BEGIN Input material
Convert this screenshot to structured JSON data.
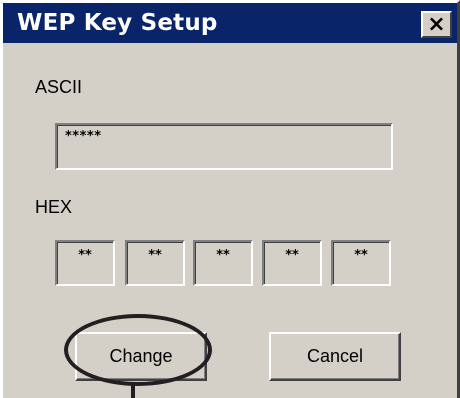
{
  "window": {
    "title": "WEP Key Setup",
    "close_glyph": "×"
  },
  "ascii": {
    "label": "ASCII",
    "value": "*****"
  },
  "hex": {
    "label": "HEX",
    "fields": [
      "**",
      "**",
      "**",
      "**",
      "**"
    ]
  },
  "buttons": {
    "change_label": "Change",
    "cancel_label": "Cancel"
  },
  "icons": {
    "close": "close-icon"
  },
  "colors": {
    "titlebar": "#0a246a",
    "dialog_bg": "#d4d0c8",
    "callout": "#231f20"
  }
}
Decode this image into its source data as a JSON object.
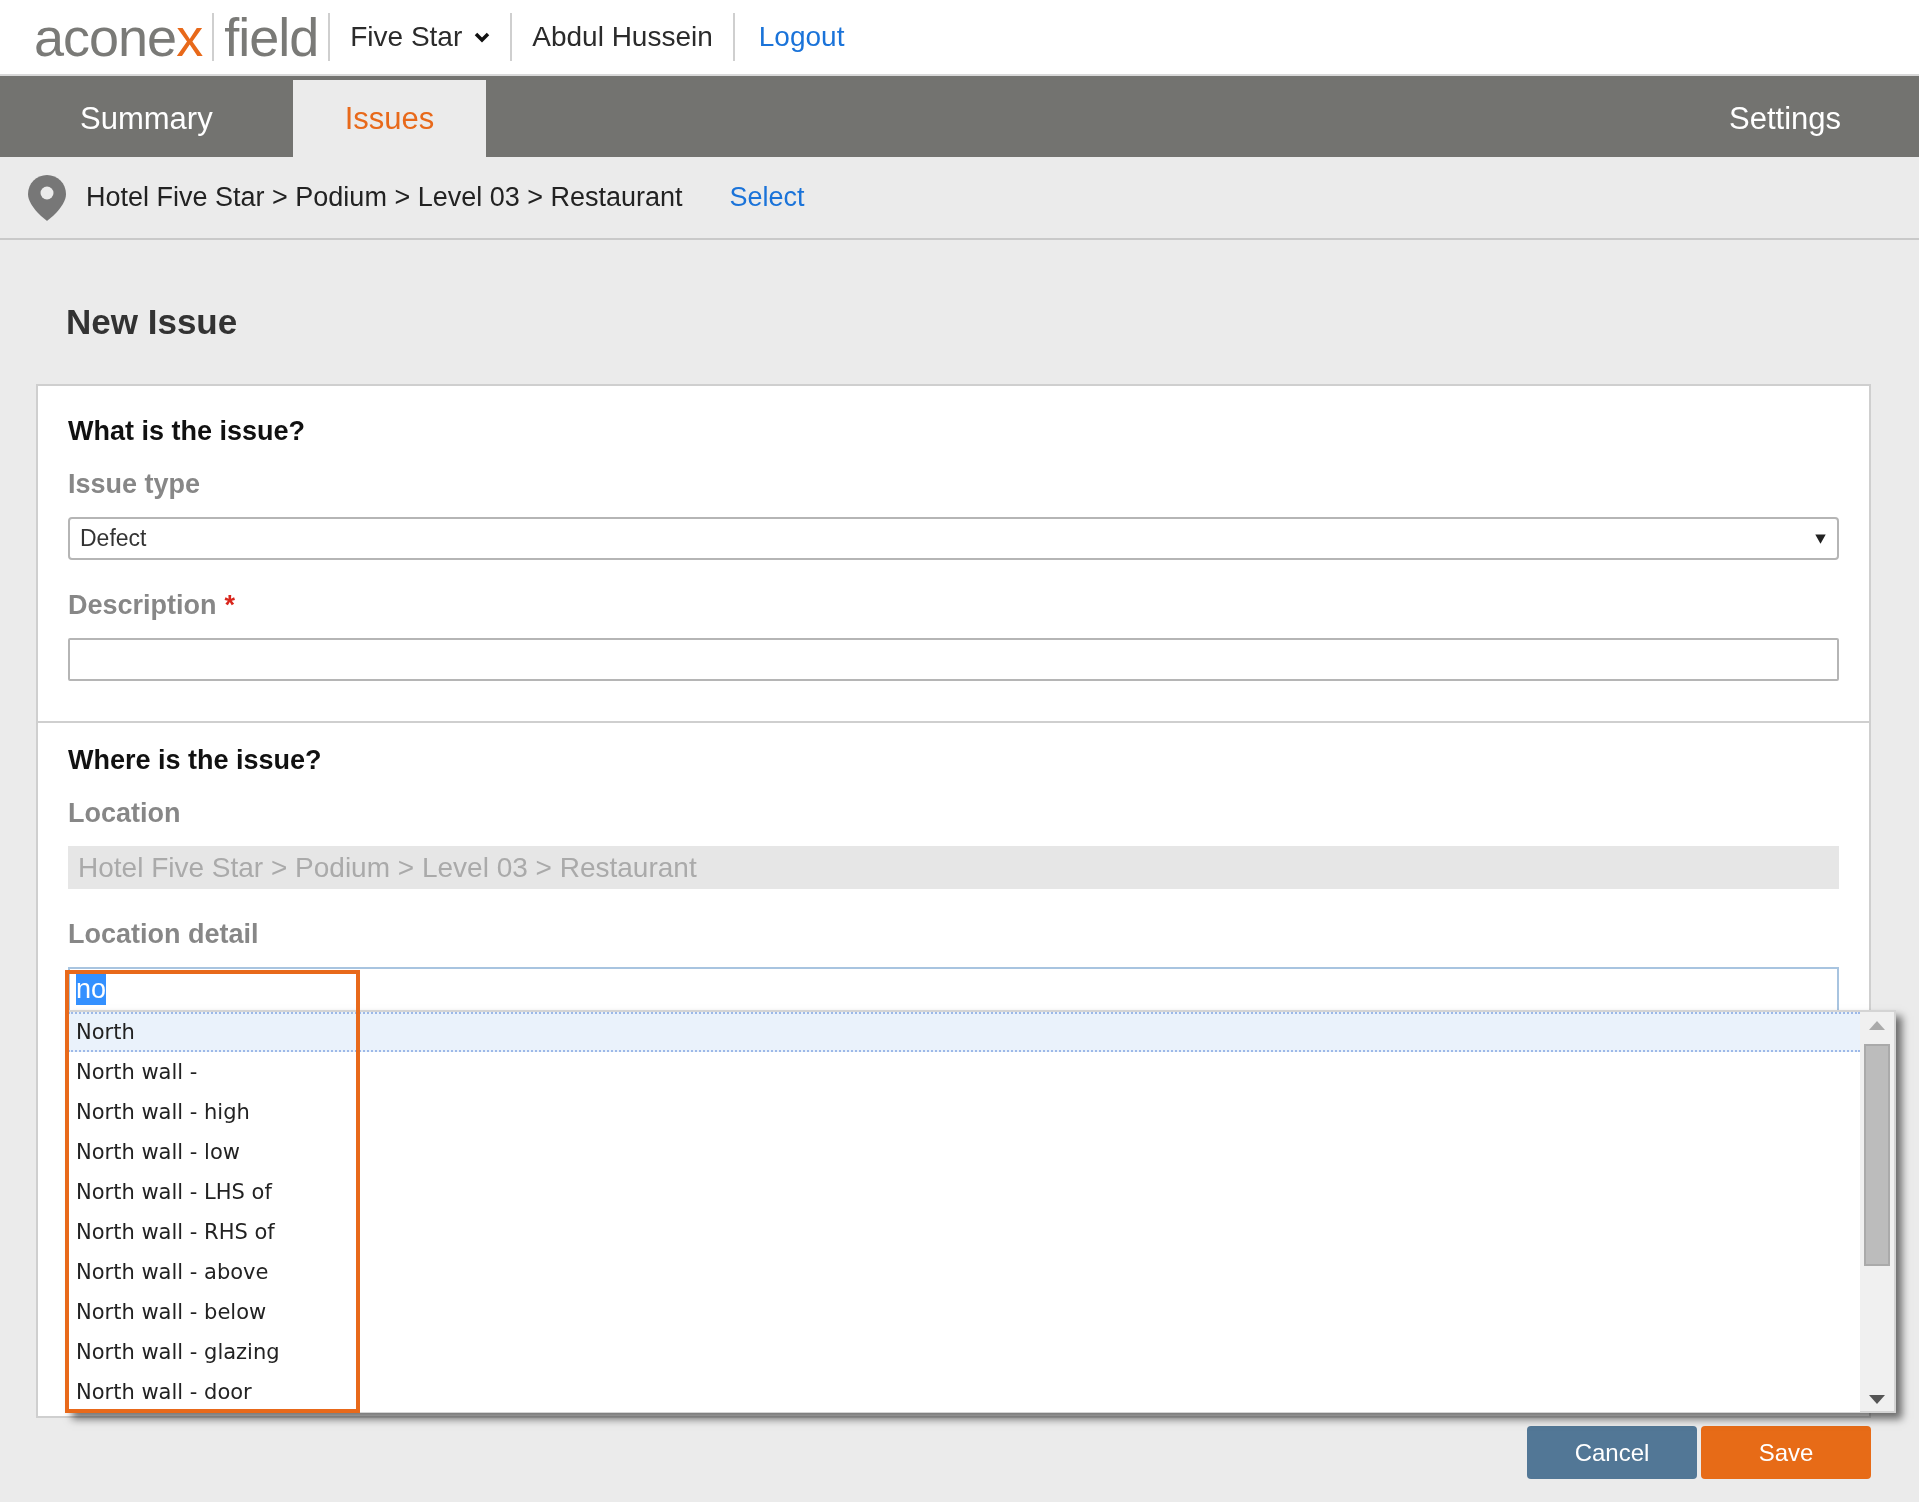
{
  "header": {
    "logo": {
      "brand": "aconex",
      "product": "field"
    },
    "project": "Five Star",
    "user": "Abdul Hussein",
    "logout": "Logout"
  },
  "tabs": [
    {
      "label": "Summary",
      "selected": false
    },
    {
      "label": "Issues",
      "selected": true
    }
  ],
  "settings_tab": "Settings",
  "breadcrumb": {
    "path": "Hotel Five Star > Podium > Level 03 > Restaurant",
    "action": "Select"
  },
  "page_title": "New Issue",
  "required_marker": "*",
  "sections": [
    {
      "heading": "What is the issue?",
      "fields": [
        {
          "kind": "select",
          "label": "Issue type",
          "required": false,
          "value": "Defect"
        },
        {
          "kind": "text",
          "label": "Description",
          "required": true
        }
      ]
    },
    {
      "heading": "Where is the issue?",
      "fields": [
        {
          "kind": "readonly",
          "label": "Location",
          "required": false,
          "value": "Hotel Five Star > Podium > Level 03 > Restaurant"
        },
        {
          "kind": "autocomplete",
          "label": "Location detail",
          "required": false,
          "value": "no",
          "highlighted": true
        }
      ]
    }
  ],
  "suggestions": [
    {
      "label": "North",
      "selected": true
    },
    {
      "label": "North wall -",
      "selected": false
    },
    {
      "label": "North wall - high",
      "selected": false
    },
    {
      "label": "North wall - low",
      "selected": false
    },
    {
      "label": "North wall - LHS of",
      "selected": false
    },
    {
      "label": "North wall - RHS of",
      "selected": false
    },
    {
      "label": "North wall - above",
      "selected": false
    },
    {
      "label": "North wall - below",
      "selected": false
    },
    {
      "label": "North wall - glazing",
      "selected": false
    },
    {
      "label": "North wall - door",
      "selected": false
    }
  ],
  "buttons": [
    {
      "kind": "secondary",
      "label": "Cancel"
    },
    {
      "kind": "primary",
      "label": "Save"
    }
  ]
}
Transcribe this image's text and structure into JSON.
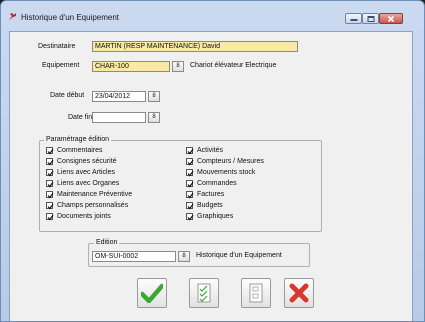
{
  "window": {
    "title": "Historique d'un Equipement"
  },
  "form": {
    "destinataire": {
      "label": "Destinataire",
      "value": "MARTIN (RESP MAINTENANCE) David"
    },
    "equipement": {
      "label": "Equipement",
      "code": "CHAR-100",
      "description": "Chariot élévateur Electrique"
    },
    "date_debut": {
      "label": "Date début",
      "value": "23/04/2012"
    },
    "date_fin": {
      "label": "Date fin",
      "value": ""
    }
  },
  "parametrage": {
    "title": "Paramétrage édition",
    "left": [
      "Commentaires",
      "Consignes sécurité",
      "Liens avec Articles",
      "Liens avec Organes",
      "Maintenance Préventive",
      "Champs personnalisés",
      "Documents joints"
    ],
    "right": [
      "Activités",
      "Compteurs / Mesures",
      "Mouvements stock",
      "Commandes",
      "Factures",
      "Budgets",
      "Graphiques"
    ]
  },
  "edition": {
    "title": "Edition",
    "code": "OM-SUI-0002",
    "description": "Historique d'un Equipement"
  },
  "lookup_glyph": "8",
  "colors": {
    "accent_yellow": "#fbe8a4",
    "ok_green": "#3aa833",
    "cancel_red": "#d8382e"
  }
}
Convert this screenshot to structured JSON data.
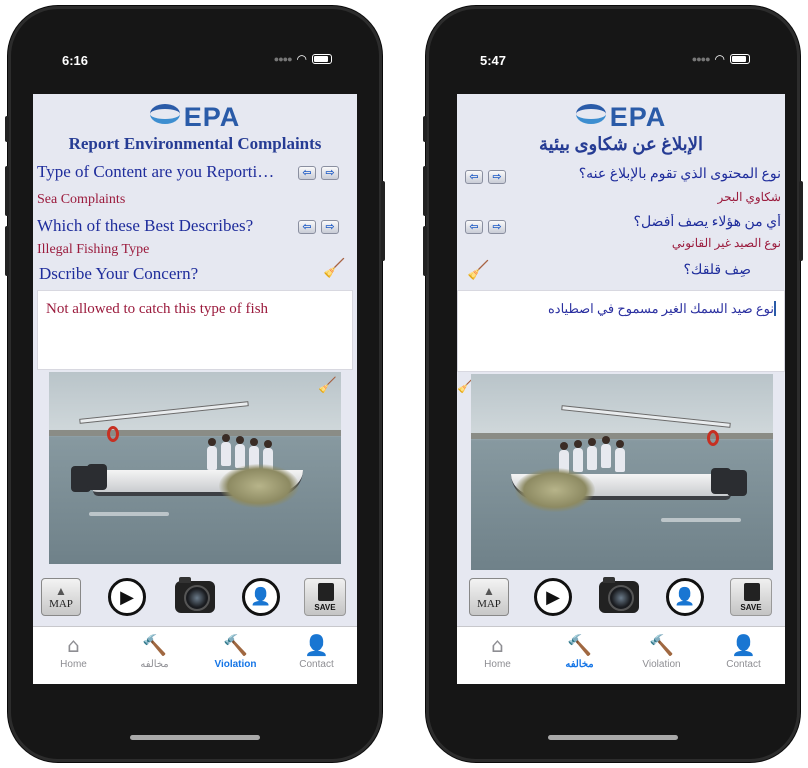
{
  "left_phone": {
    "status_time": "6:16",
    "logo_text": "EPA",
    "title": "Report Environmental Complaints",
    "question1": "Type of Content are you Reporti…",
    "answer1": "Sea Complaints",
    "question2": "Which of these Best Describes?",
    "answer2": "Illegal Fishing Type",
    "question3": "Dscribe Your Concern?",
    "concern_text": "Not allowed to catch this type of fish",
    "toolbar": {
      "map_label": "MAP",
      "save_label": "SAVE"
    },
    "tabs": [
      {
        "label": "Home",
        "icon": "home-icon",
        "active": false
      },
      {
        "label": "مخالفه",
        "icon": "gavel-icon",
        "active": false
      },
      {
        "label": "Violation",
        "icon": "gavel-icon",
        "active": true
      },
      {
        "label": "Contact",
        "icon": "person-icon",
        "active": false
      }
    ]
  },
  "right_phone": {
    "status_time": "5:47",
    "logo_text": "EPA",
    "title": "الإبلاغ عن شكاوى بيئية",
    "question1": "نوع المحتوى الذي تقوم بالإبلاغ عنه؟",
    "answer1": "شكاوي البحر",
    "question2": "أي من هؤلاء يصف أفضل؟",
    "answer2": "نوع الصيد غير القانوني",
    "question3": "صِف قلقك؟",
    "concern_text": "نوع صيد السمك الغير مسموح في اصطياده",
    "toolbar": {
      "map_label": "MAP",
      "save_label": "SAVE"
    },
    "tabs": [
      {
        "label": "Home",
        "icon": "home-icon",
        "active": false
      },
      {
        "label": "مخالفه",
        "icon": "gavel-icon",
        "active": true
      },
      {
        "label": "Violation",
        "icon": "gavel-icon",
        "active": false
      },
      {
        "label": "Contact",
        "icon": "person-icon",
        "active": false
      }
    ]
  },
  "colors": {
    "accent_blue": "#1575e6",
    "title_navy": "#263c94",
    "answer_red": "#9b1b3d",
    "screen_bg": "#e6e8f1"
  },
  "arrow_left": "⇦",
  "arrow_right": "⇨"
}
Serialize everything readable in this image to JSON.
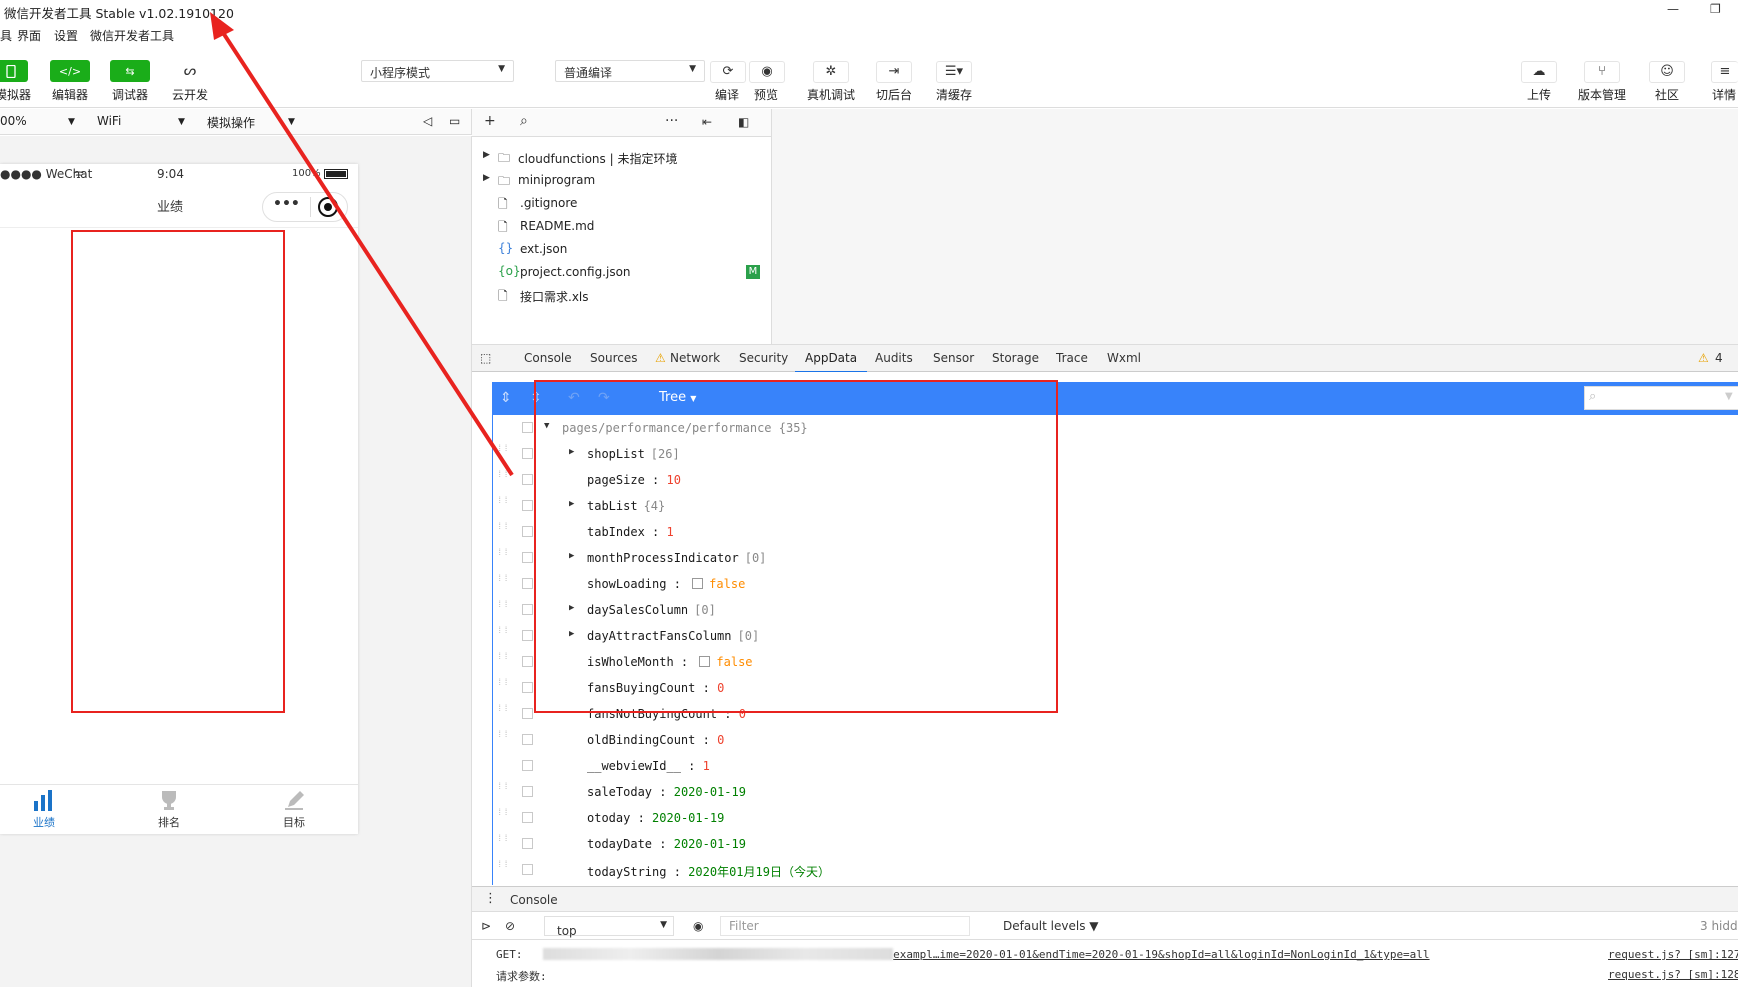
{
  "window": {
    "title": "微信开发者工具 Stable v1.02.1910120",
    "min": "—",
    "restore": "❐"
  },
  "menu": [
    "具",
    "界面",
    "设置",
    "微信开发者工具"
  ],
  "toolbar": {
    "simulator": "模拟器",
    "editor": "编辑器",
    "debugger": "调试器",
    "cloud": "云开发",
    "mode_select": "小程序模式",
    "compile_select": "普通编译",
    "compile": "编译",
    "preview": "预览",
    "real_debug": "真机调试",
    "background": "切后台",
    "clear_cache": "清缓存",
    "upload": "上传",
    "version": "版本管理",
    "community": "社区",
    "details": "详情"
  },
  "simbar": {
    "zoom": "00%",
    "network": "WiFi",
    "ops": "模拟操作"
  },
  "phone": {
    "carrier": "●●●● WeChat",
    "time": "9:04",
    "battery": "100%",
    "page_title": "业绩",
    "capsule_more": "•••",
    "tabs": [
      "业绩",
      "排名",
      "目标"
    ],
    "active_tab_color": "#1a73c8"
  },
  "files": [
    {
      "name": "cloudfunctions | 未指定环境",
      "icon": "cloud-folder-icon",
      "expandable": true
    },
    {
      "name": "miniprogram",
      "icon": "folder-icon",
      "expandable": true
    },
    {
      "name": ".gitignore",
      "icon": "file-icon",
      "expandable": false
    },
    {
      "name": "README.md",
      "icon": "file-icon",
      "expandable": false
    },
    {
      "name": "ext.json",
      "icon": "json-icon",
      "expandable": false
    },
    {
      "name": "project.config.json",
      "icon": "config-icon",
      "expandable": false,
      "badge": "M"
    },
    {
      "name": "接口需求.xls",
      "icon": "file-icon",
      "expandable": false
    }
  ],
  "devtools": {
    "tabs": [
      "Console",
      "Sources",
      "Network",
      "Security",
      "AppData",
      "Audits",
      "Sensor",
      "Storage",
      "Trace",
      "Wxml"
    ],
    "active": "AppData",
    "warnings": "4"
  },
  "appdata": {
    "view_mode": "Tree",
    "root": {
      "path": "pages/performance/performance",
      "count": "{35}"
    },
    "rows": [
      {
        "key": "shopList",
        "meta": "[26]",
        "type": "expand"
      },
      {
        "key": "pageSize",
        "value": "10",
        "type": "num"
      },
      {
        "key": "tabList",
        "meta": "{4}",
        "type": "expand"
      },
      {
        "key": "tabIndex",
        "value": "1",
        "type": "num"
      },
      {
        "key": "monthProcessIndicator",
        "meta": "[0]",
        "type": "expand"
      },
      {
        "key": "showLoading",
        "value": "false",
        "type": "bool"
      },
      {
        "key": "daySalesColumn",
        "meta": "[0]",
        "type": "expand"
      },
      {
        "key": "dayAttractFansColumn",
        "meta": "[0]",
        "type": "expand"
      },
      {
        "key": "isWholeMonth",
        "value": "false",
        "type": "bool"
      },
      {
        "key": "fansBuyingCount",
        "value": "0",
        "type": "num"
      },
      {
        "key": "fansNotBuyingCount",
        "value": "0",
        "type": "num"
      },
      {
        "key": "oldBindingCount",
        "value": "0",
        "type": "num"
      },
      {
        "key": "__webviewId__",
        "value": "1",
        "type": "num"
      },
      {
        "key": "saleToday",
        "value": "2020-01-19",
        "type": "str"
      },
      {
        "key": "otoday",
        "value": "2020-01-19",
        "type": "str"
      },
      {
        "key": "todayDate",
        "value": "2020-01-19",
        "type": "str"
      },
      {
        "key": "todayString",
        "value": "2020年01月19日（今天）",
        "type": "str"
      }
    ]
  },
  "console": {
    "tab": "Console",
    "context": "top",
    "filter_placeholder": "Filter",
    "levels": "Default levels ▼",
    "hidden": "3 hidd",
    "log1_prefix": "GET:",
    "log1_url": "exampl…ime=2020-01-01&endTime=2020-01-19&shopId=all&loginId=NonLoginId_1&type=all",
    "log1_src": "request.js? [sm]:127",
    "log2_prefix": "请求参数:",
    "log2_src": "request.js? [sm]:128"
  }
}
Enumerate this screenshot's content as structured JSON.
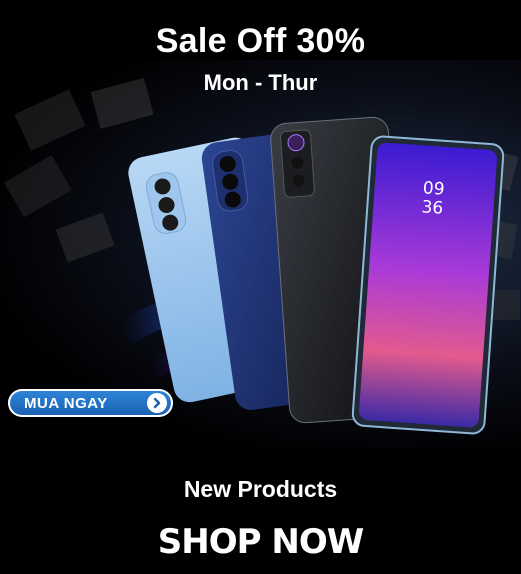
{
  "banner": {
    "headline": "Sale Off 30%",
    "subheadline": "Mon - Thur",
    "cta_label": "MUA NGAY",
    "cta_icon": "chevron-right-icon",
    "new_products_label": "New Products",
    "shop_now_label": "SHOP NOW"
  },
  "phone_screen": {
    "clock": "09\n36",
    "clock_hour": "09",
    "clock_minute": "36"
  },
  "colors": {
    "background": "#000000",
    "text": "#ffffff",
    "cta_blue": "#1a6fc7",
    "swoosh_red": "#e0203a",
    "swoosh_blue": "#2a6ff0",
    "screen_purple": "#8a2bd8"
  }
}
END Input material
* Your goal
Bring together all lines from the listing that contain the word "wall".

* Task output
      "label": "North wall -",
      "label": "North wall - high",
      "label": "North wall - low",
      "label": "North wall - LHS of",
      "label": "North wall - RHS of",
      "label": "North wall - above",
      "label": "North wall - below",
      "label": "North wall - glazing",
      "label": "North wall - door",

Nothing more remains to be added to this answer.